After a week of fruitless searches, an American scientist who went missing last week on the Greek island of Crete has been found dead. The cause of death remains unclear, but foul play is not suspected.
Greek authorities said the remains of Suzanne Eaton, a 59-year-old biologist with the Max Planck Institute at Dresden University in Germany, were discovered in a cave in Chania, Crete, on Monday night, according to local media reports.
The scientist traveled to the island to attend a conference at the Orthodox Academy in the village of Kolymbari, and was last seen on July 2.
Eaton is thought to have gone missing during a routine jog, according to a Facebook page set up by her family, entitled “Searching for Suzanne.” Family members said Eaton’s passport, phone, wallet and other belongings were found in her room at Orthodox Academy, and that only her running shoes were missing.
“Due to the rough terrain and extreme heat, we believe the most likely possibility is that Suzanne may have either become overheated and looked for shade or that she may have fallen,” the Facebook page said.
The woman’s employer, the Max Planck Institute, which had previously offered a €50,000 ($56,000) reward for information on Eaton, confirmed on Monday that the scientist’s remains had been found, but said the investigation into what happened is ongoing.
“It is with enormous sadness and regret that we announce the tragic demise of our dearest friend and colleague,” the institute said in a statement. “The authorities have not yet completed their investigation regarding the events that may have transpired on Tuesday afternoon, 2nd July, and we will provide further updates as we receive information.
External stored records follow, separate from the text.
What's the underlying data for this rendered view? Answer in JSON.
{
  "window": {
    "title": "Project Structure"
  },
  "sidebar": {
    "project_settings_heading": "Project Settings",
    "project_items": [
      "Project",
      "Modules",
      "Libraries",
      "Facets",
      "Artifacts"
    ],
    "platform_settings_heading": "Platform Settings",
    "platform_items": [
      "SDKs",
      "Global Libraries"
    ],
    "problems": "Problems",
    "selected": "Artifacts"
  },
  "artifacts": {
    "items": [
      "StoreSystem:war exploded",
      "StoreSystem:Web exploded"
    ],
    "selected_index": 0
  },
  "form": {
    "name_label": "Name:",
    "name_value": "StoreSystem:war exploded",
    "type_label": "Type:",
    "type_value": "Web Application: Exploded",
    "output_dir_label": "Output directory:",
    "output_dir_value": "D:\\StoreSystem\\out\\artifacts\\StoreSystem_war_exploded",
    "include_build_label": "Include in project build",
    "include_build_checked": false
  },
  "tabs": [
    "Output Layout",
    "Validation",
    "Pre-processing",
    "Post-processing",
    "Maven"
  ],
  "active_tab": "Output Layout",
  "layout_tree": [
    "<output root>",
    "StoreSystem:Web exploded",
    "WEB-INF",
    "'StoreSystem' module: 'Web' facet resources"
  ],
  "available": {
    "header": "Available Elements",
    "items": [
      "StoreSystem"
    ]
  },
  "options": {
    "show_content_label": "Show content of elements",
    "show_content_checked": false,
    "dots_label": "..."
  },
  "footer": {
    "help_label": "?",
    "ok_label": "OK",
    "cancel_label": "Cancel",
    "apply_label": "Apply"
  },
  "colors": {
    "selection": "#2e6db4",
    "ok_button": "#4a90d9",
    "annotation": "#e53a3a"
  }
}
We are deeply shocked and disturbed by this tragic event.”
Eaton earned her PhD in microbiology from the University of California, Los Angeles in 1988; she is survived by her husband, British scientist Tony Hyman, and their two sons.